**To do:**
Lines with the word "name" are the ones wanted. Copy each of them from the entries below.

**Dataset content:**
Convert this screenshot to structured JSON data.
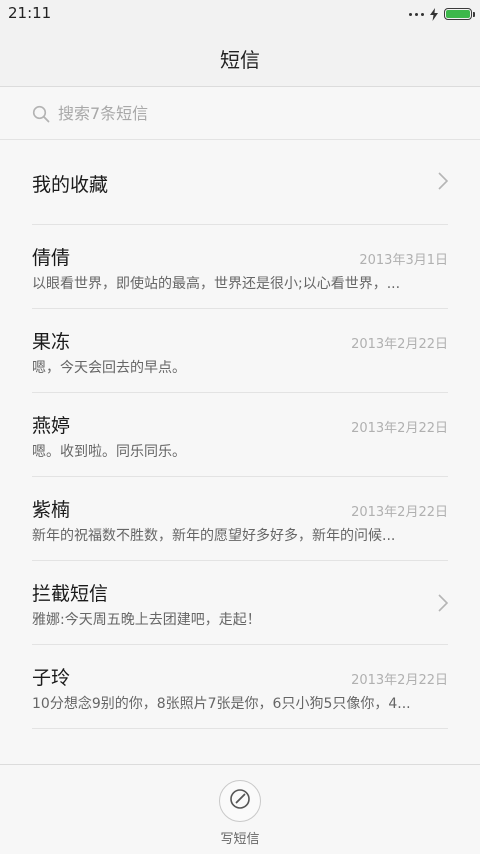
{
  "status_bar": {
    "time": "21:11",
    "battery_level": 1.0,
    "battery_color": "#3cb84a"
  },
  "header": {
    "title": "短信"
  },
  "search": {
    "placeholder": "搜索7条短信"
  },
  "favorites": {
    "label": "我的收藏"
  },
  "messages": [
    {
      "name": "倩倩",
      "date": "2013年3月1日",
      "preview": "以眼看世界，即使站的最高，世界还是很小;以心看世界，..."
    },
    {
      "name": "果冻",
      "date": "2013年2月22日",
      "preview": "嗯，今天会回去的早点。"
    },
    {
      "name": "燕婷",
      "date": "2013年2月22日",
      "preview": "嗯。收到啦。同乐同乐。"
    },
    {
      "name": "紫楠",
      "date": "2013年2月22日",
      "preview": "新年的祝福数不胜数，新年的愿望好多好多，新年的问候..."
    },
    {
      "name": "拦截短信",
      "date": "",
      "preview": "雅娜:今天周五晚上去团建吧，走起！"
    },
    {
      "name": "子玲",
      "date": "2013年2月22日",
      "preview": "10分想念9别的你，8张照片7张是你，6只小狗5只像你，4..."
    }
  ],
  "compose": {
    "label": "写短信",
    "icon": "compose-icon"
  }
}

**Answer to this exercise:**
      "name": "倩倩",
      "name": "果冻",
      "name": "燕婷",
      "name": "紫楠",
      "name": "拦截短信",
      "name": "子玲",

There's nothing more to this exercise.